Update on the oil market situation today:

As far as the oil market situation is concerned, we note that crude prices stabilized yesterday, Tuesday, September 14, at their highest level in over a month and a half. Prices were boosted by production disruptions in the United States due to the hurricane season.

For example, a barrel of North Sea Brent crude for November delivery ended the session at $73.60 in London, up 0.12% or 9 cents from Monday's close.

On the other side of the Atlantic, in New York, U.S. WTI crude for October delivery ended the session at $70.46, up 0.01%.

Earlier in the session, Brent crude reached $74.23 and WTI crude $71.14 per barrel, the highest levels since early August.


The causes of this rise in oil in detail:

The explanations for this rise in prices are to be sought on the side of Hurricane Ida which hit the Gulf of Mexico two weeks ago, disrupting production again today. The equipment that usually provides 39.57% of the region's production was still shut down yesterday, but a new threat is emerging.

Hurricane Nicholas made landfall in Texas on Tuesday morning and the National Hurricane Center warned of heavy rains and a risk of flash flooding. This forced producers to evacuate non-essential personnel from oil and gas platforms. The weekly U.S. stockpile data is expected to show a significant drop in crude oil and gasoline inventories. Between the loss of production caused by Hurricane Ida and the current challenges regarding Hurricane Nicholas, this may keep the global oil situation in a position of supply versus demand.
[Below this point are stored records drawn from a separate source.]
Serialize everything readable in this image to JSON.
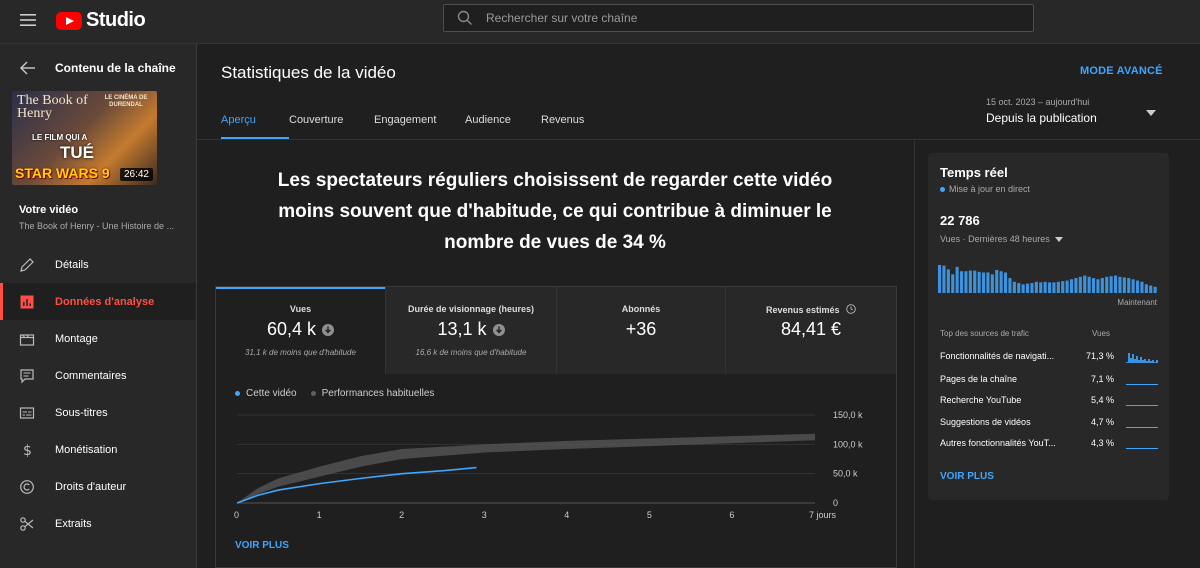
{
  "topbar": {
    "logo_text": "Studio",
    "search_placeholder": "Rechercher sur votre chaîne"
  },
  "sidebar": {
    "back_label": "Contenu de la chaîne",
    "thumbnail": {
      "text_line1": "The Book of Henry",
      "text_line2": "LE CINÉMA DE DURENDAL",
      "text_line3": "LE FILM QUI A",
      "text_line4": "TUÉ",
      "text_line5": "STAR WARS 9",
      "duration": "26:42"
    },
    "your_video_label": "Votre vidéo",
    "video_title": "The Book of Henry - Une Histoire de ...",
    "items": [
      {
        "label": "Détails",
        "icon": "pencil-icon"
      },
      {
        "label": "Données d'analyse",
        "icon": "analytics-icon",
        "active": true
      },
      {
        "label": "Montage",
        "icon": "clapper-icon"
      },
      {
        "label": "Commentaires",
        "icon": "comment-icon"
      },
      {
        "label": "Sous-titres",
        "icon": "subtitles-icon"
      },
      {
        "label": "Monétisation",
        "icon": "dollar-icon"
      },
      {
        "label": "Droits d'auteur",
        "icon": "copyright-icon"
      },
      {
        "label": "Extraits",
        "icon": "scissors-icon"
      }
    ]
  },
  "main": {
    "title": "Statistiques de la vidéo",
    "mode_button": "MODE AVANCÉ",
    "tabs": [
      "Aperçu",
      "Couverture",
      "Engagement",
      "Audience",
      "Revenus"
    ],
    "date_range": "15 oct. 2023 – aujourd'hui",
    "date_selection": "Depuis la publication",
    "headline": "Les spectateurs réguliers choisissent de regarder cette vidéo moins souvent que d'habitude, ce qui contribue à diminuer le nombre de vues de 34 %",
    "metrics": [
      {
        "label": "Vues",
        "value": "60,4 k",
        "sub": "31,1 k de moins que d'habitude",
        "trend": "down"
      },
      {
        "label": "Durée de visionnage (heures)",
        "value": "13,1 k",
        "sub": "16,6 k de moins que d'habitude",
        "trend": "down"
      },
      {
        "label": "Abonnés",
        "value": "+36",
        "sub": ""
      },
      {
        "label": "Revenus estimés",
        "value": "84,41 €",
        "sub": ""
      }
    ],
    "legend": [
      "Cette vidéo",
      "Performances habituelles"
    ],
    "see_more": "VOIR PLUS"
  },
  "chart_data": {
    "type": "line",
    "x_ticks": [
      "0",
      "1",
      "2",
      "3",
      "4",
      "5",
      "6",
      "7 jours"
    ],
    "y_ticks": [
      "0",
      "50,0 k",
      "100,0 k",
      "150,0 k"
    ],
    "ylim": [
      0,
      150000
    ],
    "xlim": [
      0,
      7
    ],
    "series": [
      {
        "name": "Cette vidéo",
        "color": "#3ea6ff",
        "x": [
          0,
          0.25,
          0.5,
          1,
          1.5,
          2,
          2.5,
          2.9
        ],
        "y": [
          0,
          13000,
          22000,
          33000,
          42000,
          50000,
          55000,
          60400
        ]
      },
      {
        "name": "Performances habituelles",
        "color": "#5a5a5a",
        "x": [
          0,
          0.25,
          0.5,
          1,
          1.5,
          2,
          3,
          4,
          5,
          6,
          7
        ],
        "y_low": [
          0,
          15000,
          28000,
          45000,
          62000,
          75000,
          86000,
          92000,
          97000,
          102000,
          107000
        ],
        "y_high": [
          0,
          25000,
          42000,
          62000,
          80000,
          92000,
          100000,
          106000,
          110000,
          114000,
          118000
        ]
      }
    ],
    "grid": true
  },
  "realtime": {
    "title": "Temps réel",
    "live_label": "Mise à jour en direct",
    "count": "22 786",
    "count_label": "Vues · Dernières 48 heures",
    "now_label": "Maintenant",
    "bars": [
      45,
      44,
      38,
      30,
      42,
      35,
      35,
      36,
      36,
      34,
      33,
      33,
      30,
      37,
      35,
      33,
      24,
      18,
      16,
      14,
      15,
      16,
      18,
      17,
      18,
      17,
      17,
      18,
      19,
      20,
      22,
      24,
      26,
      28,
      26,
      24,
      22,
      24,
      26,
      27,
      28,
      26,
      25,
      24,
      22,
      20,
      18,
      14,
      12,
      10
    ],
    "sources_header": "Top des sources de trafic",
    "views_header": "Vues",
    "sources": [
      {
        "name": "Fonctionnalités de navigati...",
        "pct": "71,3 %"
      },
      {
        "name": "Pages de la chaîne",
        "pct": "7,1 %"
      },
      {
        "name": "Recherche YouTube",
        "pct": "5,4 %"
      },
      {
        "name": "Suggestions de vidéos",
        "pct": "4,7 %"
      },
      {
        "name": "Autres fonctionnalités YouT...",
        "pct": "4,3 %"
      }
    ],
    "see_more": "VOIR PLUS"
  }
}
IEA forecast:

On the longer term, the International Energy Agency or IEA said in its monthly report on Tuesday that it expects a strong rebound in global oil demand after 3 months of contraction this summer due to the resurgence of Covid cases in Asia. Indeed, there are signs that Covid cases are declining and demand is expected to rebound strongly by 1.6 million barrels per day in October and continue to grow through the end of the year.